◆ EXERCISE ◆
Lines that include "folder" make up the answer; copy all of them from the data below.

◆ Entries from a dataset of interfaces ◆
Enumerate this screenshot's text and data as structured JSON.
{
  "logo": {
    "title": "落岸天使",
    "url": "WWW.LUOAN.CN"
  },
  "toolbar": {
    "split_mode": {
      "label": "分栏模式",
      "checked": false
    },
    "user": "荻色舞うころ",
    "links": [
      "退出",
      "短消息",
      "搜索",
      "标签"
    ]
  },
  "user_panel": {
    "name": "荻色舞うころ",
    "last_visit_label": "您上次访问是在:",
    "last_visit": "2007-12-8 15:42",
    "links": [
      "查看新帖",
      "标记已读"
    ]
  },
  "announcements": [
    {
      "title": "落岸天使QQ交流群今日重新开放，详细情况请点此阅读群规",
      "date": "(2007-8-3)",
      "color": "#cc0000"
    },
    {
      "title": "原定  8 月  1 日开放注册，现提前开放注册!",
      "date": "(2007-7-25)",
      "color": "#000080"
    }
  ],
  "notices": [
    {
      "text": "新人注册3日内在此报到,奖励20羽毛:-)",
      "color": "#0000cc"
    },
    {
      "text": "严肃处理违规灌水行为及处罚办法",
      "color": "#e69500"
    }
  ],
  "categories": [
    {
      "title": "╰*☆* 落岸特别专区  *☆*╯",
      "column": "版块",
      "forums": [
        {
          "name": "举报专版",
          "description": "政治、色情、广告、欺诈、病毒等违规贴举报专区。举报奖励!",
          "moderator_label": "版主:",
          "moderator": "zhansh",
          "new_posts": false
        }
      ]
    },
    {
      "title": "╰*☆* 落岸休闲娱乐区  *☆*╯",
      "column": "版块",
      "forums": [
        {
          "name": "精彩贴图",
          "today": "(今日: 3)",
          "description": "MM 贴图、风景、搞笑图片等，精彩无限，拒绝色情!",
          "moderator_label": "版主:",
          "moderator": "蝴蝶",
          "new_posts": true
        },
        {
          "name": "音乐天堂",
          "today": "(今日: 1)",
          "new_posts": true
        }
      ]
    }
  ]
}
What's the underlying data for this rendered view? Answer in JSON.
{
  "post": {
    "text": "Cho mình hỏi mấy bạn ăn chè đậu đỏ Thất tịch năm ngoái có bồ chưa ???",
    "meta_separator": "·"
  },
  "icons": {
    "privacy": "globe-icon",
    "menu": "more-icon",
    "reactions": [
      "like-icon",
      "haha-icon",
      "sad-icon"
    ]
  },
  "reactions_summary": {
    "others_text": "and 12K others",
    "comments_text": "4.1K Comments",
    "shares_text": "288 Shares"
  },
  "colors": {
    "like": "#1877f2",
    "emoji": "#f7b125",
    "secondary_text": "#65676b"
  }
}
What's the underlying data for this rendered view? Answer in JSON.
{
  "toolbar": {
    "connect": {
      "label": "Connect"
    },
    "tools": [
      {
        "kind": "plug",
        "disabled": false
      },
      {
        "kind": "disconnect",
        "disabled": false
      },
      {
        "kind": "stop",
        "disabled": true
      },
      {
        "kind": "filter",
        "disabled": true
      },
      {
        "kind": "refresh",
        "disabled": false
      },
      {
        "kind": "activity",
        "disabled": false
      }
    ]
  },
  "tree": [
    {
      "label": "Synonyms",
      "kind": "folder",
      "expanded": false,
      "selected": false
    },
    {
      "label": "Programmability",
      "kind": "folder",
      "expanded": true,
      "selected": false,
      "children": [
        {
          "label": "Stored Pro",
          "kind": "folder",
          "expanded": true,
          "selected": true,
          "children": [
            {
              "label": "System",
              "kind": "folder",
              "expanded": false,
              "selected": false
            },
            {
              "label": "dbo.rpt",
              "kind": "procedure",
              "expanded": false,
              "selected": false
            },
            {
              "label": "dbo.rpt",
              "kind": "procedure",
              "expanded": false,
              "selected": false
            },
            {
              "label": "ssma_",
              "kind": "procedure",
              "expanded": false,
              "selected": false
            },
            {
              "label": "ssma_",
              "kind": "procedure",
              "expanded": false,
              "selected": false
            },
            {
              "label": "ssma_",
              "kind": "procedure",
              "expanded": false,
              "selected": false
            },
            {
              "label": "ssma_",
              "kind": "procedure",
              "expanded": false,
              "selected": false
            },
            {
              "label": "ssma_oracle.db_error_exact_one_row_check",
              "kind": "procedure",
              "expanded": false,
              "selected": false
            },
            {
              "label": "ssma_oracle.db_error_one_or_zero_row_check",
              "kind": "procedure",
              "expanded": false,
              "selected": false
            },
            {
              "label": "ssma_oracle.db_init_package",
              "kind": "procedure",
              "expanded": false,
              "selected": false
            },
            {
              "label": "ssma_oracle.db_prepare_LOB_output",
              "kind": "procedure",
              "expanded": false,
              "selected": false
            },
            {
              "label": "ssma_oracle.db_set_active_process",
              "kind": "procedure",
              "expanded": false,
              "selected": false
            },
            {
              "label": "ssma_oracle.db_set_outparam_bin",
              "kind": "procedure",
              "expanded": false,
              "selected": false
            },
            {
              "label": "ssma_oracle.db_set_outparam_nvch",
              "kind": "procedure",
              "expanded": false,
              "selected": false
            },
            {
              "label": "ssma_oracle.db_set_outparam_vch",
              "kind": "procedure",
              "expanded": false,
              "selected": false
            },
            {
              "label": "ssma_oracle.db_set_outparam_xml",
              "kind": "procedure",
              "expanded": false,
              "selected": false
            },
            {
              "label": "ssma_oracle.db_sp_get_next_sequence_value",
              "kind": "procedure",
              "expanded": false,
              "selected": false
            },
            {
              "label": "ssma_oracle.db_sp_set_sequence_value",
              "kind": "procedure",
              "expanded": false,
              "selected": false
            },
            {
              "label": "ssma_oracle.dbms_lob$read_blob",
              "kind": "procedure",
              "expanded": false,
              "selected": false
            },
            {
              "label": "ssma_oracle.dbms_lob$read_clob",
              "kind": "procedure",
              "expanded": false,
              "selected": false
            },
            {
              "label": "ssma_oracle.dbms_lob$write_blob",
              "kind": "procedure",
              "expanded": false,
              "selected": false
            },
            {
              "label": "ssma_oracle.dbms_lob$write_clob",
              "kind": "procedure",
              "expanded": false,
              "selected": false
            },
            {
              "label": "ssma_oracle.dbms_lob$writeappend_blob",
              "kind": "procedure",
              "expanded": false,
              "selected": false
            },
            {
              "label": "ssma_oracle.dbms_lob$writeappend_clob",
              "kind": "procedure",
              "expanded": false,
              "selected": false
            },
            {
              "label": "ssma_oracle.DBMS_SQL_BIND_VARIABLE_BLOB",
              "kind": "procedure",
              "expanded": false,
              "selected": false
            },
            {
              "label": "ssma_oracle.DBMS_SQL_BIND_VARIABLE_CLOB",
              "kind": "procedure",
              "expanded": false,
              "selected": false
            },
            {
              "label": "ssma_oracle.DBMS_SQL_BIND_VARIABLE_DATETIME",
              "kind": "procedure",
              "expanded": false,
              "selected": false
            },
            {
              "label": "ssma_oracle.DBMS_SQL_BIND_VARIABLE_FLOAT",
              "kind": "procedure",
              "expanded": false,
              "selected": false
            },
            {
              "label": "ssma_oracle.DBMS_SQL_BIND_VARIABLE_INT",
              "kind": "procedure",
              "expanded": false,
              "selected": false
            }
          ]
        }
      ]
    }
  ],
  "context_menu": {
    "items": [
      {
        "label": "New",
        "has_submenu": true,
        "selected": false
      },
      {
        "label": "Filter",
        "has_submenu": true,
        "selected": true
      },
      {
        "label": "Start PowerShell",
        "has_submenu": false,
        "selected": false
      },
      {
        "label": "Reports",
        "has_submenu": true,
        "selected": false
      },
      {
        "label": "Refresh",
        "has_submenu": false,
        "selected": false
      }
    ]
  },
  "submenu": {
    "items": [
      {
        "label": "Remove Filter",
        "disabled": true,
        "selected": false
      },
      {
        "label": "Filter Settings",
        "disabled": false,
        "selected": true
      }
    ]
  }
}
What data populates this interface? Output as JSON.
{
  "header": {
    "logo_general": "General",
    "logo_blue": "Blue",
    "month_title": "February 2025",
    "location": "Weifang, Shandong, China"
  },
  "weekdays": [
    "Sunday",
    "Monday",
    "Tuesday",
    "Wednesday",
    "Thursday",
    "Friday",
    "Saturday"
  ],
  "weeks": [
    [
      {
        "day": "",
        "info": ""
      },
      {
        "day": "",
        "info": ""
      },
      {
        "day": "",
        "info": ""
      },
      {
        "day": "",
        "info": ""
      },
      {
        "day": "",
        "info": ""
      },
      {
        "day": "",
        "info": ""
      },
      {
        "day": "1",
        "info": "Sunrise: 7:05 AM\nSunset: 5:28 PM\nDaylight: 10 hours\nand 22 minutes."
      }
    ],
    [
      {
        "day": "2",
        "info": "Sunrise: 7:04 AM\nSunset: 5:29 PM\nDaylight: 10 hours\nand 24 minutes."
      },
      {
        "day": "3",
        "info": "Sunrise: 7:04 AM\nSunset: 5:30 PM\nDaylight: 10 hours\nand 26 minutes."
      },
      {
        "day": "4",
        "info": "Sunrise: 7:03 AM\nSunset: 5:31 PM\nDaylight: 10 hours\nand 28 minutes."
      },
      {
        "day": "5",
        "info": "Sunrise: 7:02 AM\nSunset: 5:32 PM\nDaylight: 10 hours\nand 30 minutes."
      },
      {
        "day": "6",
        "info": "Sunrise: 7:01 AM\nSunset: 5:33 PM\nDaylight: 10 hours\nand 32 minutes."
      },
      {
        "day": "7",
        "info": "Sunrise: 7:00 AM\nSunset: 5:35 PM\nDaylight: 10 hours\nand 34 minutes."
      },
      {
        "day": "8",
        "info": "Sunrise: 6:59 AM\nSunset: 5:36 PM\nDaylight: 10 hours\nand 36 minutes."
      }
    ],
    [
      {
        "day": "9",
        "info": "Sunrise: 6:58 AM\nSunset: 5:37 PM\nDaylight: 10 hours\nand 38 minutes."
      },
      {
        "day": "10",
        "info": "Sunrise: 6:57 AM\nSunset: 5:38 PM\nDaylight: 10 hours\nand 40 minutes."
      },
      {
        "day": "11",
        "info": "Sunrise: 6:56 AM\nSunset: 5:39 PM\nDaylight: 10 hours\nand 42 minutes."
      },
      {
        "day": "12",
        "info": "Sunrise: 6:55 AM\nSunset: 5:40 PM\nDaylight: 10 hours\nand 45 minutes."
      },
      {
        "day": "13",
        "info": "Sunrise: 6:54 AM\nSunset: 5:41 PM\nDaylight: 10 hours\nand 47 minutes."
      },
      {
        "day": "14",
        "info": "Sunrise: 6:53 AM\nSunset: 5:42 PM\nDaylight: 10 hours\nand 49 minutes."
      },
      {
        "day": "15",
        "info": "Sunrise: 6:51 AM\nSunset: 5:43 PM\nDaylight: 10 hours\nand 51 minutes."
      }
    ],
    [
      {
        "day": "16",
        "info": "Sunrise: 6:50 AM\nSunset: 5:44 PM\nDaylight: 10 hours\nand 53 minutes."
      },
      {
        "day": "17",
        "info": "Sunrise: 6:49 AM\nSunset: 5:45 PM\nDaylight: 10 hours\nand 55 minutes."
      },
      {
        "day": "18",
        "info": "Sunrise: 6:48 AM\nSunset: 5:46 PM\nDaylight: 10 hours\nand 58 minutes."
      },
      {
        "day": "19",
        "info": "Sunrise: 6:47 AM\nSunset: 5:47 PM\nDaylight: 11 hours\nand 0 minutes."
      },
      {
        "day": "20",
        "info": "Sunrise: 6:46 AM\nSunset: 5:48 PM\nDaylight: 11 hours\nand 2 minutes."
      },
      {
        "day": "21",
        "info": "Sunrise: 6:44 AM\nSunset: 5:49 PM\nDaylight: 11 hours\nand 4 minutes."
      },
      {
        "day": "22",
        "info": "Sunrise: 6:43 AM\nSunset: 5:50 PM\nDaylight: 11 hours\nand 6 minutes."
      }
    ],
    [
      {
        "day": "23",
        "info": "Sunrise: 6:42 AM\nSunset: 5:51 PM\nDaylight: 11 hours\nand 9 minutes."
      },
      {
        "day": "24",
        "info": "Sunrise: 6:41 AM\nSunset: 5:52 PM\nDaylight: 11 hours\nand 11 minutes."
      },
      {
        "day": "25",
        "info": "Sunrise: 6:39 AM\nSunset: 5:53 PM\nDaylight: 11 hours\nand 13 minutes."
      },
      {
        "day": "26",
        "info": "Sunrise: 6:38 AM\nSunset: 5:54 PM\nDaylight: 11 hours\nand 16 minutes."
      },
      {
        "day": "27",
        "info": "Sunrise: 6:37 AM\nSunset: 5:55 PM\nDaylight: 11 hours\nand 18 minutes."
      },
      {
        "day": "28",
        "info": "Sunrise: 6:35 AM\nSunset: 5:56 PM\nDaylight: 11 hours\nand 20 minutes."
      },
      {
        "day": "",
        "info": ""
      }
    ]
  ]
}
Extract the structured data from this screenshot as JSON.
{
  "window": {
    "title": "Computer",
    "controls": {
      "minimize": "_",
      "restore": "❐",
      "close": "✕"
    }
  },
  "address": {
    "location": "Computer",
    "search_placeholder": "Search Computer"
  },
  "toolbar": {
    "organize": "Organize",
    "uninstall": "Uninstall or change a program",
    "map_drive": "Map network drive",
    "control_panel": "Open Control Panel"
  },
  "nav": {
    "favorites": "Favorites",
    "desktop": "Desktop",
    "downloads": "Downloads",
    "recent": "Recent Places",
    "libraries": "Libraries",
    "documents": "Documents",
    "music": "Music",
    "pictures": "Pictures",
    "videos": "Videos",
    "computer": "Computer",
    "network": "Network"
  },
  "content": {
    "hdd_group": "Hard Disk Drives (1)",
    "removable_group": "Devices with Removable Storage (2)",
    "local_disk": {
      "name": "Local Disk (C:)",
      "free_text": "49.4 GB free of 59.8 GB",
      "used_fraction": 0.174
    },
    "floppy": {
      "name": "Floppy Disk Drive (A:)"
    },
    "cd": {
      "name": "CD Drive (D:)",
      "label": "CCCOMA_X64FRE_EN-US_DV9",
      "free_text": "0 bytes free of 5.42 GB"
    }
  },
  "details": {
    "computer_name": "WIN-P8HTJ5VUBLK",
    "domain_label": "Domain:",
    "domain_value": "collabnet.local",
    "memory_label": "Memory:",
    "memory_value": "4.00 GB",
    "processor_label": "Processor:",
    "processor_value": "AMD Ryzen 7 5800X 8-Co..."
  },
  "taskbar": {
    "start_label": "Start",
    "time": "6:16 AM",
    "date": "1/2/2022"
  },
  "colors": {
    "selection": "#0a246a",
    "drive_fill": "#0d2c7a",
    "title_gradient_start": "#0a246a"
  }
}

◆ RESPONSE TO THE TASK ◆
      "kind": "folder",
      "kind": "folder",
          "kind": "folder",
              "kind": "folder",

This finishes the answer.